The mother and father were divorced in 2002 in Elmore County. The mother was granted custody of the parties’ minor child and the father was granted visitation. The mother subsequently moved to Mississippi and the father moved to Mobile in 2006. In 2010, the mother filed in the Mobile Circuit Court a motion seeking to suspend the father’s visitation, requesting supervised visitation and psychological counseling for the father and child. The father filed a response and did not object to venue. The father subsequently filed in the Elmore Circuit Court a motion to modify custody and seeking to hold the mother in contempt for not following the visitation schedule.

The mother filed a motion in the Elmore Circuit Court to dismiss the father’s proceeding on the ground that venue was not proper because she had commenced a post-divorce proceeding in Elmore County. The court denied the mother’s motion. She petitioned the Court of Civil Appeals for a writ of mandamus. That court held that because the mother had not resided in Alabama for three consecutive years, Ala. Code 1975, § 30-3-5, dictated that the proper venue was the Elmore Circuit Court, the original court entering the divorce decree.

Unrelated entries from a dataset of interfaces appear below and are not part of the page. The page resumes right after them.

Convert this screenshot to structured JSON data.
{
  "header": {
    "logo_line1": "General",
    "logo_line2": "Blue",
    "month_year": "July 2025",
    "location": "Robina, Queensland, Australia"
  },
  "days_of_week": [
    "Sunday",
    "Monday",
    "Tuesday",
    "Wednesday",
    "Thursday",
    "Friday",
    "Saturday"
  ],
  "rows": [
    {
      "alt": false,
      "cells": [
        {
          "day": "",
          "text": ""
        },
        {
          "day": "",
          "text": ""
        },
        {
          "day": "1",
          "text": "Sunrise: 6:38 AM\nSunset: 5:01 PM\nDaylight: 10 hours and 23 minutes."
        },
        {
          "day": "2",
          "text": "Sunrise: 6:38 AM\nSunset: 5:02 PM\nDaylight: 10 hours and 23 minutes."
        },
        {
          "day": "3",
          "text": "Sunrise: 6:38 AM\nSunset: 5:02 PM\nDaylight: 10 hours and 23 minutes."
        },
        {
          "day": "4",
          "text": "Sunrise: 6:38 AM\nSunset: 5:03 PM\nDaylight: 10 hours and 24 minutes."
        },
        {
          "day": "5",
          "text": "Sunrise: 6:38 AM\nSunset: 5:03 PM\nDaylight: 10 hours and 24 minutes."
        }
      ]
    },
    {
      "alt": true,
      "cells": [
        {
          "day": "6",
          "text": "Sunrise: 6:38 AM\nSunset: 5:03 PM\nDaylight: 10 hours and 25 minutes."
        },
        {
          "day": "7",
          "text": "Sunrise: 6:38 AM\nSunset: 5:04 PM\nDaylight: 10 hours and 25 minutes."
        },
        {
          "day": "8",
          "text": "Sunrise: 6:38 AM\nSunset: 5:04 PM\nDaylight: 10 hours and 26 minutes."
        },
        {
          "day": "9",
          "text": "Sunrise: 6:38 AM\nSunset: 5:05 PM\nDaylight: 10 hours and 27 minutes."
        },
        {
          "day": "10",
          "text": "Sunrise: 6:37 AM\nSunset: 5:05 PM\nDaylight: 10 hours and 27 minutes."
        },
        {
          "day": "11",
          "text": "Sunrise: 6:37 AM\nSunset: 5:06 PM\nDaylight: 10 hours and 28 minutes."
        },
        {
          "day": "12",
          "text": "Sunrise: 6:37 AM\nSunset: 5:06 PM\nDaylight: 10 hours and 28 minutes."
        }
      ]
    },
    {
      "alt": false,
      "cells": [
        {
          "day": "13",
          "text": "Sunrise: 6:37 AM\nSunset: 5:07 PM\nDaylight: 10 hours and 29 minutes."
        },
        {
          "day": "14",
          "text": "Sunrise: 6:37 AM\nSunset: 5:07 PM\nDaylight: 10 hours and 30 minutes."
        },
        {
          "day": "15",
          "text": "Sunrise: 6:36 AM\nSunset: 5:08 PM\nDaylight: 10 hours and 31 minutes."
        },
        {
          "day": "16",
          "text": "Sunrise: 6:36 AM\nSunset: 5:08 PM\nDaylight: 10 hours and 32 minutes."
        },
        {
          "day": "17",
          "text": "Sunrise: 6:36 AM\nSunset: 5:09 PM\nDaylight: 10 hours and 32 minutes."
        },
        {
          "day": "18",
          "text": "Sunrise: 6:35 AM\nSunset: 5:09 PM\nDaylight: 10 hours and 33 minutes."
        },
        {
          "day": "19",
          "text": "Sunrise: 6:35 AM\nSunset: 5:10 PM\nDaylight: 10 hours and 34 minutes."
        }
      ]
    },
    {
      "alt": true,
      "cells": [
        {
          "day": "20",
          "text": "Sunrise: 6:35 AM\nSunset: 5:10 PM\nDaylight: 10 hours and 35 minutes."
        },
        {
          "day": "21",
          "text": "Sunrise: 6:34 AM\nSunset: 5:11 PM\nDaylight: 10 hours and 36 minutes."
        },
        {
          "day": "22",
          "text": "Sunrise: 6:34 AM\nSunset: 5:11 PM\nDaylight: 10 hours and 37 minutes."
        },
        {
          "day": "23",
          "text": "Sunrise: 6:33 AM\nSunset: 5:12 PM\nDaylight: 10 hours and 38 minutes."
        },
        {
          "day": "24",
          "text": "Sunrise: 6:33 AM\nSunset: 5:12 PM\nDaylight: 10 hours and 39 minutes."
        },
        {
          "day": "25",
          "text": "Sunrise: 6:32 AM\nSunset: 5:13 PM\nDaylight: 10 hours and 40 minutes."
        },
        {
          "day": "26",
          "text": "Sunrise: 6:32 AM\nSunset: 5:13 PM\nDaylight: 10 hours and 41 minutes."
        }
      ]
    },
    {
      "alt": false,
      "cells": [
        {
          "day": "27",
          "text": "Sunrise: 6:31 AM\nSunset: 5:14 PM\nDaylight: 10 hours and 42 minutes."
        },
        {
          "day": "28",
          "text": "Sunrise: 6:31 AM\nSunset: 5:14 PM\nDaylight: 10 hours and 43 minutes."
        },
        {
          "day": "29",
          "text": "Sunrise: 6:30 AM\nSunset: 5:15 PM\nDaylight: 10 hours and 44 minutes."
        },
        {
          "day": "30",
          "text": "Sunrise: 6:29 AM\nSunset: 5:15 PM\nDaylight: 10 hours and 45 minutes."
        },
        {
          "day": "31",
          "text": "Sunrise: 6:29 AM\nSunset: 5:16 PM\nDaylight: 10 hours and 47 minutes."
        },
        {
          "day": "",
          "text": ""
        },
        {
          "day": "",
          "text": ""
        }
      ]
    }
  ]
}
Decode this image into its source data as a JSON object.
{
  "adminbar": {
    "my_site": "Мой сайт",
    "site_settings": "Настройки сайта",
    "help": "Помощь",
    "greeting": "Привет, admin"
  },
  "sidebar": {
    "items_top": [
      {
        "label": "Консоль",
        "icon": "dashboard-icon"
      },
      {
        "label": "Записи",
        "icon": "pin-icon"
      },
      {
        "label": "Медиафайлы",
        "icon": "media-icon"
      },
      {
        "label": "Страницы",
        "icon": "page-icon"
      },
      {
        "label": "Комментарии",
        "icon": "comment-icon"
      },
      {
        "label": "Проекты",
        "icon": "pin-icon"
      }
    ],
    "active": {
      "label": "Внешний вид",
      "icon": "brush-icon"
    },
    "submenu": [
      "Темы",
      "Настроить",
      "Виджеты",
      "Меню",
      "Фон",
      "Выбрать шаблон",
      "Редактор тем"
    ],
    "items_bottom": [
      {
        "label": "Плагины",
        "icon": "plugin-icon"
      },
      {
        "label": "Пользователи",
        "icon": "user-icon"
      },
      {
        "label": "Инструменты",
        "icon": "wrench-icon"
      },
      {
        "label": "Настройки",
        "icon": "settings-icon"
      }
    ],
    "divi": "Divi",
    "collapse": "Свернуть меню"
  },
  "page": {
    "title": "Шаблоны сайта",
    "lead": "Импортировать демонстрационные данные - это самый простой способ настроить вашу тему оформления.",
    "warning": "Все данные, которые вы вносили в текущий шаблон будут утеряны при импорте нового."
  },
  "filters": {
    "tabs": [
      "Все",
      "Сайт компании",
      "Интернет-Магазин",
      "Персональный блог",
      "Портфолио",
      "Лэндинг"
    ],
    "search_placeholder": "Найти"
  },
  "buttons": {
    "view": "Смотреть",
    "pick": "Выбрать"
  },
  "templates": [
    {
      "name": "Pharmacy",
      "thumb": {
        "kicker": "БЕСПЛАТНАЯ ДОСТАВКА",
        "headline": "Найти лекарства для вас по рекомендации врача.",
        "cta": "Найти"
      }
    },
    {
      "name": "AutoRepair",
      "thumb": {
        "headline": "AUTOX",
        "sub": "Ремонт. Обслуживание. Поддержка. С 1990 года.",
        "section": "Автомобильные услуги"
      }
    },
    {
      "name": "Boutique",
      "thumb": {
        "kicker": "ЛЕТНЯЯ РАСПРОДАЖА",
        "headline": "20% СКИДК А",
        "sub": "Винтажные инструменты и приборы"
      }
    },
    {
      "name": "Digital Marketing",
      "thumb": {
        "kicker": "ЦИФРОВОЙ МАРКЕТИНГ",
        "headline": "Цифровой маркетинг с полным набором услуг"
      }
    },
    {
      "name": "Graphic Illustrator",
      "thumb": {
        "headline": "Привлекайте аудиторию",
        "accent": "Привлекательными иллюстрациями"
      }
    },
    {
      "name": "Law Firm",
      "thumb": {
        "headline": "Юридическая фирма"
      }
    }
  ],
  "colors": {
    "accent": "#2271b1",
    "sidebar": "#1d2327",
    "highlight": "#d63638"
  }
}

The Court also held that Ala. Code 1975, § 6-5-440, did not bar the father’s proceeding, because doing so would allow one party to race to the courthouse and file a post-divorce proceeding in an improper venue. The Supreme Court reversed the judgment of the Court of Civil Appeals and remanded the cause for that Court to further consider § 6-5-440. On remand, the Court of Civil Appeals concluded that the mother had waived the affirmative defense set out in § 6-5-440 before the trial court denied her motions. The Supreme Court denied the mother’s petition for certiorari and the Elmore Circuit Court ordered reinstatement of the father’s visitation, held the mother in contempt, and imposed a five-day jail sentence. The mother appealed. The mother petitioned the Supreme Court for a writ of certiorari. Reversed.